When the economy came to a screeching halt in late 2008, Smith was contacted by the beneficiaries of the trusts for which he owed a fiduciary duty. These beneficiaries wanted to know the extent of the negative impact on their investments. However, Smith was nowhere to be found. His luxurious office had been emptied, his cell phone disconnected, and personal residence abandoned. After the initial shock had worn off, many of the trust beneficiaries hired lawyers and forensic accountants to determine the ultimate disposition of their investments. Forensic accountants in the case identified and quantified distributions of cash from various trustee investment accounts as follows:
The amounts distributed from the trust accounts were ultimately deemed to be for the personal benefit of Smith and were recorded in his accounting records as either loans that were later forgiven or reclassified as management fees he “earned” for his role as trustee. The supporting documentation for these transactions were provided in the form of bank wire instructions, cancelled checks, Smith’s personal credit card statements, as well as vendor invoices for unrelated ventures to the trust.

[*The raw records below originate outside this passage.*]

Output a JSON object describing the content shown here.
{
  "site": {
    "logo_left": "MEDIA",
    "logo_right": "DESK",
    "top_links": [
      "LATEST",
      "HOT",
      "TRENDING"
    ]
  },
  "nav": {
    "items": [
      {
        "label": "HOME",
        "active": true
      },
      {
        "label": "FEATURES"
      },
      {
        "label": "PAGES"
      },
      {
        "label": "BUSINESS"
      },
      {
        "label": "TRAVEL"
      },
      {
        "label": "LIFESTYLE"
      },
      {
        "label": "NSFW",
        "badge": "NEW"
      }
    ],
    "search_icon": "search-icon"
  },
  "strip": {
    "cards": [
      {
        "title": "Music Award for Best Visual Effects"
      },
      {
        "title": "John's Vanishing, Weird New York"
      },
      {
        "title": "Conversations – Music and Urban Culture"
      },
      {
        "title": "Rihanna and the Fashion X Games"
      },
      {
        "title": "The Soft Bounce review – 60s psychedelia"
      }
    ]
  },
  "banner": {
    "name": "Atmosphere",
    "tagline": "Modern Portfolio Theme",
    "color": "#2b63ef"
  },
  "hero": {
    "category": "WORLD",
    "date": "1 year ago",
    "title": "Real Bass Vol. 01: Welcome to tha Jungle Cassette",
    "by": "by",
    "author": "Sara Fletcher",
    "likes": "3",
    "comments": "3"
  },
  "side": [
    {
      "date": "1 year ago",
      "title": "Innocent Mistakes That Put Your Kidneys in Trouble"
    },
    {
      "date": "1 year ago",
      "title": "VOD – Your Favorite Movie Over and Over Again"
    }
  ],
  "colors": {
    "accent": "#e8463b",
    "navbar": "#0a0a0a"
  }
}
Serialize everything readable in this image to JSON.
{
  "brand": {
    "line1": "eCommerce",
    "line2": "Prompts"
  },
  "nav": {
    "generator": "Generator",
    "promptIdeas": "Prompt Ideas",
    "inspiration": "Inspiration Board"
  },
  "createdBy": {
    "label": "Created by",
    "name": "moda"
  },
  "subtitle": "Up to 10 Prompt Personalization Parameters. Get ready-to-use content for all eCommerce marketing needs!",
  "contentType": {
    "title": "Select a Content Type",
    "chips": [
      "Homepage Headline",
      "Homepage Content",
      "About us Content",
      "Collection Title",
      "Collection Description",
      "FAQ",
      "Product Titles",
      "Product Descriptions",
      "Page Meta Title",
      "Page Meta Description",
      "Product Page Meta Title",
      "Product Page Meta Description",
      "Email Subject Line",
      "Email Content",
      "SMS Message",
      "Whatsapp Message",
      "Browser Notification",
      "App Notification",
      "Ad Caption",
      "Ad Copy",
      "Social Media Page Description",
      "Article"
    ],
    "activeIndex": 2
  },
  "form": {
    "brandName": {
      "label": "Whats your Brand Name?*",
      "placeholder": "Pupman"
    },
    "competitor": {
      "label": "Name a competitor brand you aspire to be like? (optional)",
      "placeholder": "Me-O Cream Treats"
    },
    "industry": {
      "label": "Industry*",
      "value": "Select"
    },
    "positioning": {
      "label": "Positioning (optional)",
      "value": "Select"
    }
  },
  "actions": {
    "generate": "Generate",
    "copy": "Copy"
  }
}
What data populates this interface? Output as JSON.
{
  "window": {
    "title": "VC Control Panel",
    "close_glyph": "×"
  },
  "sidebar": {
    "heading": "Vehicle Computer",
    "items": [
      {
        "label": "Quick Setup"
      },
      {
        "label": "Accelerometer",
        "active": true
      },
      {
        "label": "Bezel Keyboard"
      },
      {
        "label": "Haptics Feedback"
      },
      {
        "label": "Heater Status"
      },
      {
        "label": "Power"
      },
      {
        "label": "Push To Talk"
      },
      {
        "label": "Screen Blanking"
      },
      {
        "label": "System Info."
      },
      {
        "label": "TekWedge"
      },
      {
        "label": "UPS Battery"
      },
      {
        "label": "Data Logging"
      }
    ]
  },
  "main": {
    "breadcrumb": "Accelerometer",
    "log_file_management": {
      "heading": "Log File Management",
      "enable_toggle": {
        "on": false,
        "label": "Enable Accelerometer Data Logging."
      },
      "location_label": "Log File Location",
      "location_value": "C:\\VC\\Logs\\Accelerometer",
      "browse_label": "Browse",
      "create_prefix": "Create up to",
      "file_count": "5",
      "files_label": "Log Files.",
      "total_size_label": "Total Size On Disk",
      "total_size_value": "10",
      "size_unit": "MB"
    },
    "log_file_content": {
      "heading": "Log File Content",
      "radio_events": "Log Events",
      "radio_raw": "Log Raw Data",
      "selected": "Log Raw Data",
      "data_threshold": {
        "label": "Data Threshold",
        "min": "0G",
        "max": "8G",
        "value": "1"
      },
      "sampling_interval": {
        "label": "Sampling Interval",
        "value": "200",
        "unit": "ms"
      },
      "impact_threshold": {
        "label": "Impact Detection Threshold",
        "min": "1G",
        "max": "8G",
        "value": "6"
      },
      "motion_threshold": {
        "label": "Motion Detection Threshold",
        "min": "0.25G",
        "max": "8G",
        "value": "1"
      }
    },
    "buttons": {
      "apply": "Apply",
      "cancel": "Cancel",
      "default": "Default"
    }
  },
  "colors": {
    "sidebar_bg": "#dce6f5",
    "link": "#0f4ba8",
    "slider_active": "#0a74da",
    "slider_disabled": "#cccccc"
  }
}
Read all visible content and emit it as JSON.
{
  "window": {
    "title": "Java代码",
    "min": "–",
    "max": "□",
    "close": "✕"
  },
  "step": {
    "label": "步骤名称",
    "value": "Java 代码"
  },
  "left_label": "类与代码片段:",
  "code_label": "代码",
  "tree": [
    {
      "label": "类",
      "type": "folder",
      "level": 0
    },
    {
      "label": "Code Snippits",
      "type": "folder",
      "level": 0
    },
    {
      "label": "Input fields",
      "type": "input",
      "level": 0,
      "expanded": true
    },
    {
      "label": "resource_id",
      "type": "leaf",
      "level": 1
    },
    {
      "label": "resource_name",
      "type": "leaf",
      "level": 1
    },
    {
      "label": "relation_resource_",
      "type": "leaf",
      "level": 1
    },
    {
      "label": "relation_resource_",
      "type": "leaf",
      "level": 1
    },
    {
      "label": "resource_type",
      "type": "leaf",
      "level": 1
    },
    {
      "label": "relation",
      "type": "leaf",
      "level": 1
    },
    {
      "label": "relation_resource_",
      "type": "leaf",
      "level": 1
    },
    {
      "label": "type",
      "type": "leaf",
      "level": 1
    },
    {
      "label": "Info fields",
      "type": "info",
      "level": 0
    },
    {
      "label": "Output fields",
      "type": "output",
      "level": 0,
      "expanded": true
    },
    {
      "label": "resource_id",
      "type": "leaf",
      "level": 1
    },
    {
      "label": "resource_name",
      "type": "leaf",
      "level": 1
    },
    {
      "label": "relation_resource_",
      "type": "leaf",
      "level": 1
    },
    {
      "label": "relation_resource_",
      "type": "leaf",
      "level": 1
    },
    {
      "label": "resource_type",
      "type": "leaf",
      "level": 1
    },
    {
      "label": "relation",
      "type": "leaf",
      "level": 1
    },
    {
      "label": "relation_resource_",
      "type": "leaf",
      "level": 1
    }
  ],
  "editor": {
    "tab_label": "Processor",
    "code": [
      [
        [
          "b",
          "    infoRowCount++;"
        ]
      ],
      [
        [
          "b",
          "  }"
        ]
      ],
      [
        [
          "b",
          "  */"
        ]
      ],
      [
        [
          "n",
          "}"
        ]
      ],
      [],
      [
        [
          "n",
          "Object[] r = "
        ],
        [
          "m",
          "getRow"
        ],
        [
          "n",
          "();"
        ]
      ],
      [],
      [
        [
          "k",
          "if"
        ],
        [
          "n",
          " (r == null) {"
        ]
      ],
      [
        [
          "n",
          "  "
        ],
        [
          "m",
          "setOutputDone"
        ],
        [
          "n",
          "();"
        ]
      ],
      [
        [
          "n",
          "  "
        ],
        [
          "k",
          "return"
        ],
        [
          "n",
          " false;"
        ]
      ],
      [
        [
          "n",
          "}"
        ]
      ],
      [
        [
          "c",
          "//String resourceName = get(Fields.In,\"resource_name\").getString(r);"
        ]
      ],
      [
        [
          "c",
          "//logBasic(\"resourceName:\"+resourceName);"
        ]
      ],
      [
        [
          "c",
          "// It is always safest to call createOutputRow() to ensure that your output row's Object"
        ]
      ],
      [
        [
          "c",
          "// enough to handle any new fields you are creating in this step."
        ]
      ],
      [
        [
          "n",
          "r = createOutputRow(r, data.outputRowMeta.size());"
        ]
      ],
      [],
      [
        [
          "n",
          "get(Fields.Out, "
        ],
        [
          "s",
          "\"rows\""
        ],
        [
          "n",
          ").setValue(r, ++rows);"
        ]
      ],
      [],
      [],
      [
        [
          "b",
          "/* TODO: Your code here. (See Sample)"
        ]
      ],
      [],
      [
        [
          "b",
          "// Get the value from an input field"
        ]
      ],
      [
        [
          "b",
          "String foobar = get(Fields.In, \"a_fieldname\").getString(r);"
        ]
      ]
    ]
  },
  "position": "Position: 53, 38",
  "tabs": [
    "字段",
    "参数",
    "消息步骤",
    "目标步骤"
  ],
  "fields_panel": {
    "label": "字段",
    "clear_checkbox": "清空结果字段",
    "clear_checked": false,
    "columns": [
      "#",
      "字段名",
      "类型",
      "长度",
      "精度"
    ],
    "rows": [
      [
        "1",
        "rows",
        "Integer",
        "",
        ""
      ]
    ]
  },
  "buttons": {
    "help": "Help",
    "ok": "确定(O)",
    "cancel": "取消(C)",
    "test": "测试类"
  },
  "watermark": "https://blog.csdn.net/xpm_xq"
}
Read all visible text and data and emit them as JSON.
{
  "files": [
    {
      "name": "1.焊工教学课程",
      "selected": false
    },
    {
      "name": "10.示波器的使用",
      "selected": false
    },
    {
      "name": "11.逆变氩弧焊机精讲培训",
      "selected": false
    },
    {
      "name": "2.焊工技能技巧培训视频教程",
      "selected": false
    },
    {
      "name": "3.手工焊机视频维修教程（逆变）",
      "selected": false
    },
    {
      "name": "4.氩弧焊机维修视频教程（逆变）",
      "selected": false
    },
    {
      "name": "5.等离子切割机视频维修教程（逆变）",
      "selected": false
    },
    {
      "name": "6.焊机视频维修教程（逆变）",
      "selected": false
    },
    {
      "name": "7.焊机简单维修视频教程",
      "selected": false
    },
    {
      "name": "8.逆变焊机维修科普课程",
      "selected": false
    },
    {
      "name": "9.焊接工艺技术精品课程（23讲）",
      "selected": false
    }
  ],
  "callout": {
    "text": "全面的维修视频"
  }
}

The role of the forensic accountant is to provide the factual data to support claims being made and leave the conclusion of whether the information uncovered rises to the level of fraud, unjust enrichment, and the like to the Trier of Fact. Smith was found and confronted with the above facts. While Smith denied any wrong doing, he was ultimately found guilty of breaching his fiduciary duties and made to pay restitution to his victims.
A recent report published by the Association of Certified Fraud Examiners determined that asset misappropriation schemes, those most likely performed by a trustee or a person in a fiduciary role, are by far the most common type of fraud occurring in more than 85% of all reported cases.10 Auditors often refer to the 10-10-80 Rule which states that 10% of employees will never steal, 10% of employees will always steal, and 80% of employees will steal given the right opportunity or justification. The preceding paint a picture of a beneficiary statistically susceptible to fraud, even more so during these trying financial times.
More and more beneficiaries are questioning the returns and administration of their trust property in the current economy, and rightfully so. It is precisely for this reason that beneficiaries should establish a high level of accountability with their trustees and know their options when there are indications of mismanagement. It is not enough to simply “kick the tires.”
Michael N. Kahaian
1 Clifford Krauss, “Stanford Points Fingers in Fraud Case,” The New York Times, April 21, 2009.
2 “Auditors See Increase in Fraud,” Accounting Today, February 5, 2010.
3 Ben Levisohn, “Experts Say Fraud Likely to Rise,” Bloomberg Businessweek, January 9, 2009.
5 Julie Creswell and Landon Thomas, Jr., “The Talented Mr. Madoff,” The New York Times, January 25, 2009.
6 Duncan Greenberg, “Crazy for Cricket,” Forbes Magazine, October 6, 2008.
7 “forensic.” Merriam-Webster Online Dictionary, January 5, 2011.
8 Charles Davis, Ramona Farrell, Suzanne Ogilby, “Characteristics and Skills of the Forensic Accountant,” American Institute of Certified Public Accountants, July 27, 2010.
9 Byrle M. Abbin, “Income Taxation of Fiduciaries and Beneficiaries,” 2008.
10 Report to the Nations on Occupational Fraud and Abuse, (Association of Certified Fraud Examiners, 2010), 11.